= WHAT NEEDS TO BE DONE =
Reproduce the data below in full and exclude every picture.

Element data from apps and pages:

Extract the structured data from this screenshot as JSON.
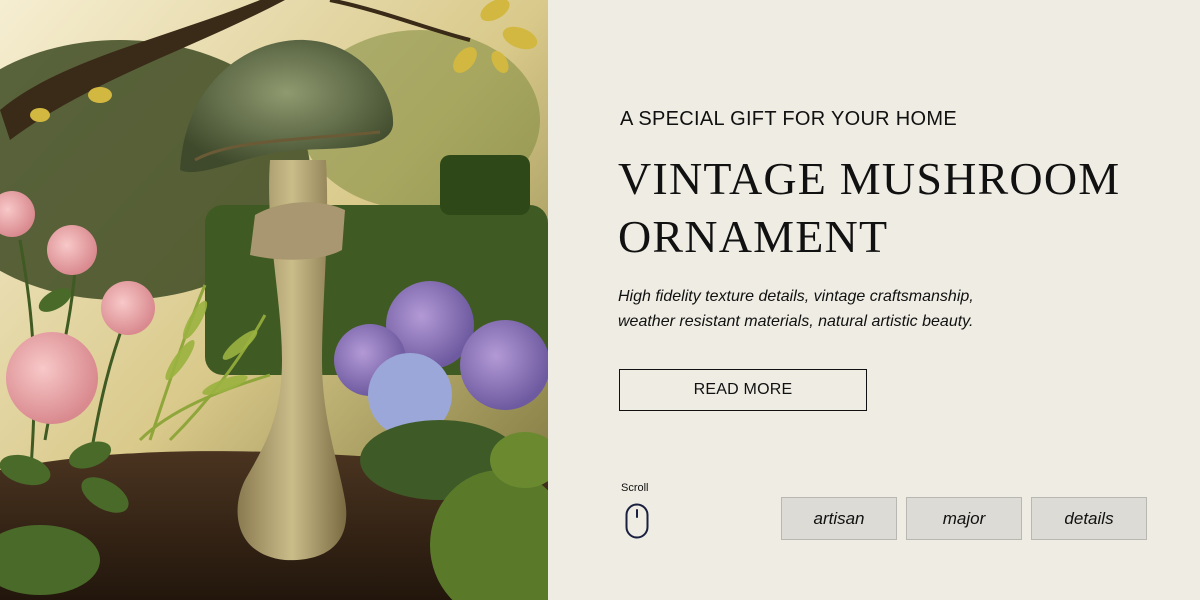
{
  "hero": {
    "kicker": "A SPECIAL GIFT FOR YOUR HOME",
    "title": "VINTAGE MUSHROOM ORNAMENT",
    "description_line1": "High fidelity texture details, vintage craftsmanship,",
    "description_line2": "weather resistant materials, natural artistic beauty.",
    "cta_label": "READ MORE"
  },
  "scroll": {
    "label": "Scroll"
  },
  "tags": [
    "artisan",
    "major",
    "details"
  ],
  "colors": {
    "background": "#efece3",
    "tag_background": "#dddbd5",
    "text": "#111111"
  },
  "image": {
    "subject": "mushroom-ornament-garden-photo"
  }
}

= ANSWER TO THIS PROBLEM =
Extract the structured data from this screenshot as JSON.
{
  "hero": {
    "kicker": "A SPECIAL GIFT FOR YOUR HOME",
    "title": "VINTAGE MUSHROOM ORNAMENT",
    "description_line1": "High fidelity texture details, vintage craftsmanship,",
    "description_line2": "weather resistant materials, natural artistic beauty.",
    "cta_label": "READ MORE"
  },
  "scroll": {
    "label": "Scroll"
  },
  "tags": [
    "artisan",
    "major",
    "details"
  ],
  "colors": {
    "background": "#efece3",
    "tag_background": "#dddbd5",
    "text": "#111111"
  },
  "image": {
    "subject": "mushroom-ornament-garden-photo"
  }
}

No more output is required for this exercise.